This legal article examines a case where the Plaintiff, claiming to be the
registered proprietor of the trademark "SILK" since 1980 in relation to paints
and related products, sought legal redress against the Defendant's use of the
term "SILK" in conjunction with the trademark "HALO." The central question
addressed by the court was whether the Defendant's use of "SILK" amounted to a
violation of the Plaintiff's trademark rights.
The case at hand involves a dispute between a Plaintiff, associated with the
trademark "BERGER" and "SILK," and a Defendant utilizing the term "SILK" in
conjunction with the trademark "HALO." The Plaintiff asserted ownership of the
"SILK" trademark dating back to 1980, specifically in connection with paints and
allied products. On the other hand, the Defendant argued that its use of "SILK"
was merely descriptive of the finish or sheen of the paint sold under the mark
"HALO," and it had not sought separate registration for the term.
The Defendant contended that its products were marketed under the
well-established mark "HALO," with "SILK" serving as one of several descriptive
terms indicating the finish or sheen of the paint. The Defendant emphasized that
"SILK" was used alongside other terms like matt, satin, and gloss, all falling
under the umbrella of the "HALO" mark. Crucially, the Defendant asserted that it
had not applied for a standalone registration of the term "SILK."
The court, in its analysis, considered the distinctiveness and similarity
between the Plaintiff's and Defendant's marks. It was observed that the
Plaintiff's use of "SILK" was in conjunction with the "BERGER" mark, while the
Defendant's use was in association with the "HALO" mark. The court highlighted
the absence of actual similarity between the marks "SILK" of both parties,
considering the entirety of the trademarks used by each.
The court acknowledged the Defendant's argument that "SILK" was utilized to
describe a specific attribute of its paint finish under the "HALO" mark. The
fact that the Defendant had not sought separate registration for "SILK" was a
key factor considered by the court.
The concluding Note:
Ultimately, the court refused to grant an injunction in favor of the Plaintiff.
The decision hinged on the court's finding that the trademarks of the Plaintiff
and Defendant were entirely different, and there was no substantial similarity
between their respective uses of the term "SILK." The court's recognition of the
descriptive nature of "SILK" in the Defendant's context, along with the absence
of a standalone registration, played a pivotal role in shaping this decision.
The Case Law Discussed:
Case Title: Berger Paints India Limited Vs JSW Paints Private Limited

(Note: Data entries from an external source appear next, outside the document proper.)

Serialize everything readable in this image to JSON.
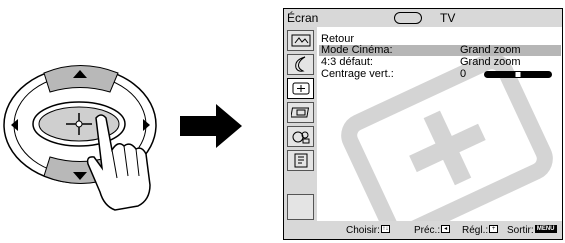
{
  "osd": {
    "title": "Écran",
    "tv_label": "TV",
    "menu_items": [
      {
        "label": "Retour",
        "value": "",
        "highlighted": false
      },
      {
        "label": "Mode Cinéma:",
        "value": "Grand zoom",
        "highlighted": true
      },
      {
        "label": "4:3 défaut:",
        "value": "Grand zoom",
        "highlighted": false
      },
      {
        "label": "Centrage vert.:",
        "value": "0",
        "highlighted": false
      }
    ],
    "centrage_level": 0,
    "footer": {
      "choisir": "Choisir:",
      "prec": "Préc.:",
      "regl": "Régl.:",
      "sortir": "Sortir:",
      "menu_key": "MENU"
    },
    "sidebar_icons": [
      "picture-icon",
      "sound-icon",
      "screen-icon",
      "setup-icon",
      "features-icon",
      "preset-icon"
    ]
  },
  "colors": {
    "osd_background": "#d8d8d8",
    "highlight": "#b6b6b6",
    "panel": "#ffffff"
  }
}
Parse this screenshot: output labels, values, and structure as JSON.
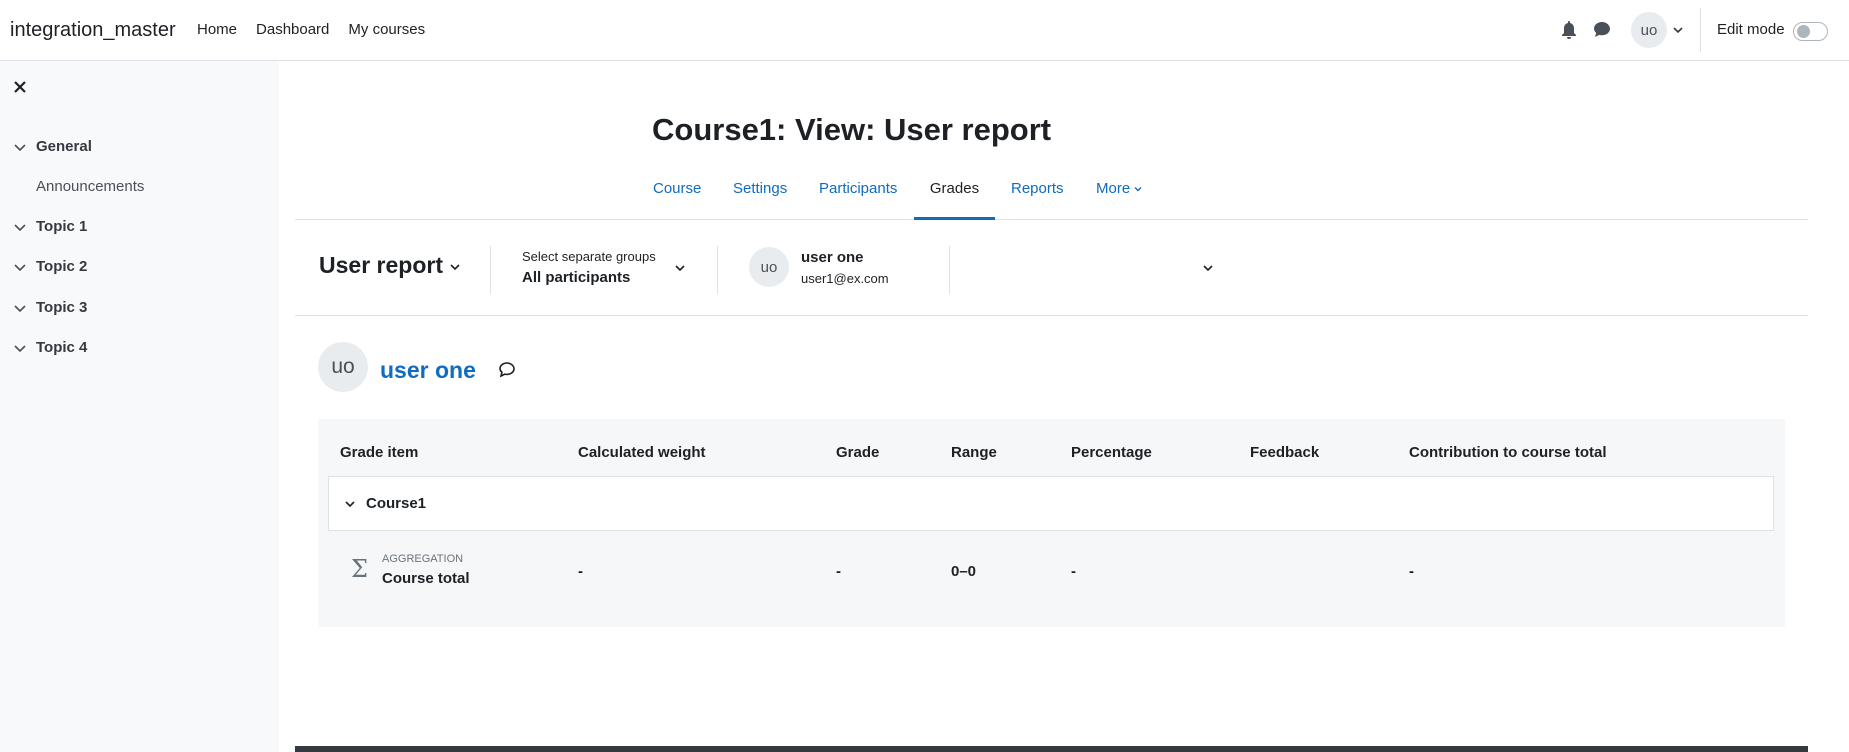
{
  "navbar": {
    "brand": "integration_master",
    "items": [
      "Home",
      "Dashboard",
      "My courses"
    ],
    "avatar_initials": "uo",
    "edit_mode_label": "Edit mode",
    "edit_mode_on": false
  },
  "drawer": {
    "sections": [
      "General",
      "Topic 1",
      "Topic 2",
      "Topic 3",
      "Topic 4"
    ],
    "general_items": [
      "Announcements"
    ]
  },
  "page": {
    "title": "Course1: View: User report",
    "tabs": [
      "Course",
      "Settings",
      "Participants",
      "Grades",
      "Reports",
      "More"
    ],
    "active_tab": "Grades"
  },
  "toolbar": {
    "report": "User report",
    "groups_label": "Select separate groups",
    "groups_value": "All participants",
    "user_initials": "uo",
    "user_name": "user one",
    "user_email": "user1@ex.com"
  },
  "user": {
    "initials": "uo",
    "name": "user one"
  },
  "table": {
    "headers": [
      "Grade item",
      "Calculated weight",
      "Grade",
      "Range",
      "Percentage",
      "Feedback",
      "Contribution to course total"
    ],
    "category": "Course1",
    "total_row": {
      "type_label": "AGGREGATION",
      "name": "Course total",
      "weight": "-",
      "grade": "-",
      "range": "0–0",
      "percentage": "-",
      "feedback": "",
      "contribution": "-"
    }
  },
  "colors": {
    "link": "#0f6cbf",
    "drawer_bg": "#f8f9fa",
    "table_bg": "#f5f7f9"
  }
}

Date of Judgement/Order:12.12.2023
Case No. CS 64 of 2020
Neutral Citation No:N.A.
Name of Hon'ble Court: Calcutta High Court
Name of Hon'ble Judge: Krishna Rao HJ

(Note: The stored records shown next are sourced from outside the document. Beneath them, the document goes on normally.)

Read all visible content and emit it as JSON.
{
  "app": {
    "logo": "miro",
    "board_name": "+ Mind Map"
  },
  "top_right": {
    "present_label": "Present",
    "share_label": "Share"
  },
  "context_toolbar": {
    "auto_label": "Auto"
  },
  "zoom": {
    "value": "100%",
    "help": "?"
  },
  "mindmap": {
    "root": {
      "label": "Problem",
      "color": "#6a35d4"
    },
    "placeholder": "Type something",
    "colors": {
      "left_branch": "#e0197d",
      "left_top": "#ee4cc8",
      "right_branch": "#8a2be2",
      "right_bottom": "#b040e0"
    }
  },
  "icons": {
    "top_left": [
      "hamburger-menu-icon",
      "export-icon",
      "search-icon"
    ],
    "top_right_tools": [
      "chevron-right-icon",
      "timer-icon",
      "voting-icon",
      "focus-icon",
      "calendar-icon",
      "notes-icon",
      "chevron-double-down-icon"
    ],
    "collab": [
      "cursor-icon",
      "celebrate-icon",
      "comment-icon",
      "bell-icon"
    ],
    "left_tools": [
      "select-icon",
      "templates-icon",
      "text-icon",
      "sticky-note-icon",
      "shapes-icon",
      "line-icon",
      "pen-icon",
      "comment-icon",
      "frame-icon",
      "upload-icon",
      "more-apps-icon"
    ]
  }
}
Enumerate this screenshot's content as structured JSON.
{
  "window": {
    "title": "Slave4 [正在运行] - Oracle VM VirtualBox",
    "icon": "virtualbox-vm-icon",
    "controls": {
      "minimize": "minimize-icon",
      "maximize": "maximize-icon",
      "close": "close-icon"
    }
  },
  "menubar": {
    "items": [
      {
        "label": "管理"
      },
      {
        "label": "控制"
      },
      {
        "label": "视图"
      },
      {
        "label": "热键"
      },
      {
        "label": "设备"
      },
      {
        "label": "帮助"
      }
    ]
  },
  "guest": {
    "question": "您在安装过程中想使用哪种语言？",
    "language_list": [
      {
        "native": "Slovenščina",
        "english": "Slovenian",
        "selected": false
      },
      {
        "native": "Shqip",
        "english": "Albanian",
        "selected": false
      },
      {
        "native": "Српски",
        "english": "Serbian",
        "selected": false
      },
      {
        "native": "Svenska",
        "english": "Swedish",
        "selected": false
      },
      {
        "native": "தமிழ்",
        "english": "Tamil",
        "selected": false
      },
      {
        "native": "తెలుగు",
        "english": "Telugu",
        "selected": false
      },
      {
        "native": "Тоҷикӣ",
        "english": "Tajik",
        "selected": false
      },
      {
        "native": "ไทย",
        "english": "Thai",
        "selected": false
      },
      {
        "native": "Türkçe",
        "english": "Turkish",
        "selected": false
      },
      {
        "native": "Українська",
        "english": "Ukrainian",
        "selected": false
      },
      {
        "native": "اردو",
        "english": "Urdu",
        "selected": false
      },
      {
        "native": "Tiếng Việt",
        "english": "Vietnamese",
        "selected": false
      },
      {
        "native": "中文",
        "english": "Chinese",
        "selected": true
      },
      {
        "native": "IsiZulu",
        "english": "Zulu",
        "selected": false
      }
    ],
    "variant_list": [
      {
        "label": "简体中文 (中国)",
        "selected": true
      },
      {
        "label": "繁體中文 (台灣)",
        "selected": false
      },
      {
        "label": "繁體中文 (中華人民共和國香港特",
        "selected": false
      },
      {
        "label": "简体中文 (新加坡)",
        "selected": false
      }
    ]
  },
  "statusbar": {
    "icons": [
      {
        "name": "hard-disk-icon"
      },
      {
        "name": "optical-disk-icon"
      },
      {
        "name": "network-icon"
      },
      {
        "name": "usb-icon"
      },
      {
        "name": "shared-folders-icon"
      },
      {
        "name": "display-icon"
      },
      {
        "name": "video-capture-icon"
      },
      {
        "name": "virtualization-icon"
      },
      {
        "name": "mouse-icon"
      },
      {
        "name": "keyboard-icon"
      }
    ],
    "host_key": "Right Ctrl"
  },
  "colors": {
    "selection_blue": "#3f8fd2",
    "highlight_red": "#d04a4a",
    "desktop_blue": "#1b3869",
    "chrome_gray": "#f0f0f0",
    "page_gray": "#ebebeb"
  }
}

Ideas, thoughts, views, information, discussions and interpretation expressed
herein are being shared in the public Interest. Readers' discretion is advised

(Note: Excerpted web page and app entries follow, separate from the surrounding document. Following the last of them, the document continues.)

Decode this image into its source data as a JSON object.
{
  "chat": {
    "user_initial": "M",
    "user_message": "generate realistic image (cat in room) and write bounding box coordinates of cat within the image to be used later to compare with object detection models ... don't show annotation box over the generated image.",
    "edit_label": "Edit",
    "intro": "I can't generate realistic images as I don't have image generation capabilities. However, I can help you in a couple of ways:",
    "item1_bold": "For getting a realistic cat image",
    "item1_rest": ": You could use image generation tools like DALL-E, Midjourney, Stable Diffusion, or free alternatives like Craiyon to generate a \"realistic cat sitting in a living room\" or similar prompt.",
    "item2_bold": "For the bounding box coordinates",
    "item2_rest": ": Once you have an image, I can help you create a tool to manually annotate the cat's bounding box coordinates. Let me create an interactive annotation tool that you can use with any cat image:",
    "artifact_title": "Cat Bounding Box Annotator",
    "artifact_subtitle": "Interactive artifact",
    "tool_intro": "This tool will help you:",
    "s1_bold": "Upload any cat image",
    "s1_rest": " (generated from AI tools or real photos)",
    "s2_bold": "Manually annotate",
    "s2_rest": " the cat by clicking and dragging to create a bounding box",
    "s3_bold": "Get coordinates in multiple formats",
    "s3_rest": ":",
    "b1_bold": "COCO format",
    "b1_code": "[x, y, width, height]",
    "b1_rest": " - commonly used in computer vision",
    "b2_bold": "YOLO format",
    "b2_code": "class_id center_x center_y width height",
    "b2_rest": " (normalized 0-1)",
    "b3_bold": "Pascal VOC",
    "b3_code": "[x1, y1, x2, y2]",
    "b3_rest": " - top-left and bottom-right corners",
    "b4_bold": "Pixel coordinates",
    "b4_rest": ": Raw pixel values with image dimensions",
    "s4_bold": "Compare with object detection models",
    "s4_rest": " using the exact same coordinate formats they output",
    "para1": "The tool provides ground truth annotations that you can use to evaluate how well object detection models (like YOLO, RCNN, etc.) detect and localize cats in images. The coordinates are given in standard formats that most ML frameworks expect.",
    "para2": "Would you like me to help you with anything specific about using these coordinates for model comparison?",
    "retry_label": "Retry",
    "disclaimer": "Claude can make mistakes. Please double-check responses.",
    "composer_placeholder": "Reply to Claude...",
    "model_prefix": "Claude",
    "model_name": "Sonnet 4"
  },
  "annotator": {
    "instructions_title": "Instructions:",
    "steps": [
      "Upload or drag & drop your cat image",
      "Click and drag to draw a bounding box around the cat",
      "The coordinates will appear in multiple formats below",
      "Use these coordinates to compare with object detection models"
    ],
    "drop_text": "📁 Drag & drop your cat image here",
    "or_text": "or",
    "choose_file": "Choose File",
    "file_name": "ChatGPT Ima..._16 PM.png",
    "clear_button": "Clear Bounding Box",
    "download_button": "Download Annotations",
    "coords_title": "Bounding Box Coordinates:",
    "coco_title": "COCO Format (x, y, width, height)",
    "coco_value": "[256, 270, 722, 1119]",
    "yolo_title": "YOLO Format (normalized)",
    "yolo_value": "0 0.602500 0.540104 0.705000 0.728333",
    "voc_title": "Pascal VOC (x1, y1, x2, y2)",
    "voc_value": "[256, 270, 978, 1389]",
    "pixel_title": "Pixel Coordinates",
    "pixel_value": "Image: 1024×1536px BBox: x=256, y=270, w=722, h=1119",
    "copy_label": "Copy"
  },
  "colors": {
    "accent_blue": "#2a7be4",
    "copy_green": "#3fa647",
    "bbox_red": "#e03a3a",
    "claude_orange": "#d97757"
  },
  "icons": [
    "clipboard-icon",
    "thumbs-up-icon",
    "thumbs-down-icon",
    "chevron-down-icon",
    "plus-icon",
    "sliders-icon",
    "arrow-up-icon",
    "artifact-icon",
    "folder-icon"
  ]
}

as these are subject to my subjectivity and may contain human errors in
perception, interpretation and presentation of the fact and issue involved
Written By: Advocate Ajay Amitabh Suman
, IP Adjutor - Patent and
Email: [email protected]
, Ph no: 9990389539